The word daïmon itself is a English transcription of the Greek word referring to the little spirit that inhabits Socrates. He’s a kind of spiritual inspiration, which all performers want to have on their side! As a company, we started off as friends enjoying to work together. We wanted to perform in local spaces, not necessarily dedicated to concerts, and bring some varied repertoire to a wide audience, including some more demanding works – we perform quite a lot of contemporary music – and we try to keep English as a dominant language. We aimed to perform opera, but along the way, and building projects together, the idea of semi-staged recitals imposed itself as a way of offering a varied range of styles, keeping a dramatic and thematic unity, and involving the theatrical aspect that we all enjoy in opera.

Can you descibe your use of semi-staged recitals?
It is a way to chose repertoire in terms of thematic, organised around a dramatic idea. There is no point forcing a story into songs that were not written for it, which is one of the reason why we say ‘semi-staged’. There is a story line, but you can’t precisely follow characters or build every one’s psychology. It’s more like different pictures, or very short stories all gathering in one. We include lighting, movement, and in that sense we want the recital to become a theatrical experience.

You’re performing at this year’s Edinburgh Fringe; can you tell us about the show?
Eclipse was our first show as daïmon. It was a collective work based on the event of an solar eclipse. We organised the short hour of music (about 50 minutes) around this theme, which is carried by a beautiful piece by Handel from Solomon, performed by Mathew Oliver. The show is articulated like a poetic wandering around the ideas of light and darkness. The ‘poetic wandering’ I talked about comes, of course, from the beautiful poetry that has been set to music, but it is also created by the visual aspect of our show. All the use of props, the staging, the lighting, have been developed, decided, and handled collectively as we created the show. There is a feel of ‘do it yourself’ that we really cherish: the lack of means made us inventive, audacious and resourceful!

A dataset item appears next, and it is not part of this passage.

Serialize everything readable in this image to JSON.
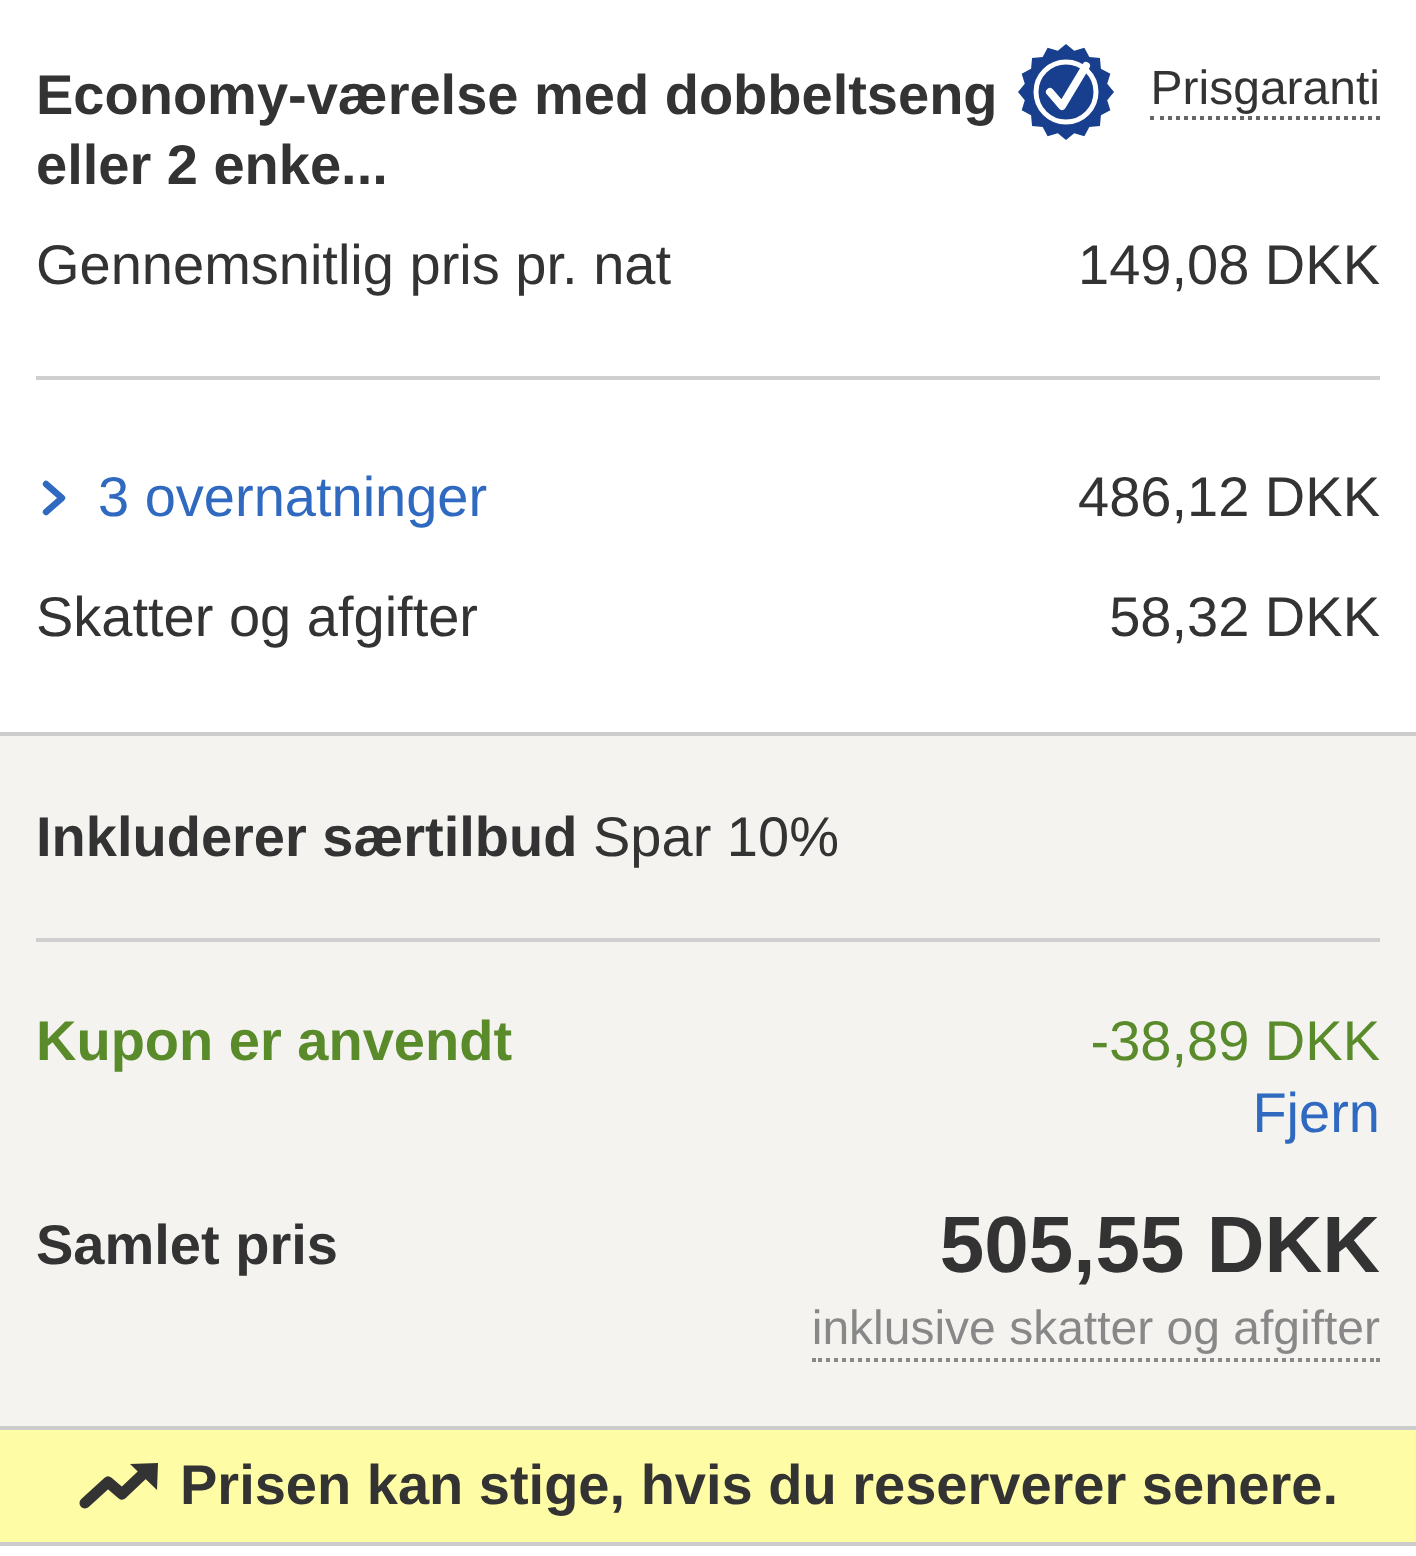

How did you select the music for Eclipse?
We started with text (the poetry set to music), which is always my starting point. And then, depending on who is with us for this particular project, we skim down and adapt.
This is the reason why there is more art song than opera, as more often the poetry will offer a wider range of interpretation than a few lines of aria from any libretto (except maybe some contemporary work that won’t always sound so well in a piano reduction)

Who are the musicians & singers?
For this particular show, we are: one pianist (Jose Javier Ucendo Malo), a flautist (Hanna Vigren), and three singers (William Frost, Mathew Oliver and Héloïse Bernard). We are respectively from Spain, Sweden, Scotland, England and France! Most of us are recent graduates of the Royal Conservatoire of Scotland.

Do you all spend time together outwith rehearsals?
We do! Will and I were both singing in a Figaro last summer in Spain on a production where Jose was the répétiteur. Hanna and I have quite a program together of flute and soprano pieces. I realise this is all related to music as I write ! Well, we do hang out after rehearsals.

You’ve got 20 seconds to sell your show on the streets of Edinburgh, what do you say?
A mini-opera where three singers, a flute and a piano, lead you on a journey through light and darkness. It’s dream-like, poetic and entertaining. (I think that’s 10, I’m quite bad at selling…) Just come, we’ll cast a spell on you!


Lauriston Halls

Aug 8-24 (12:00)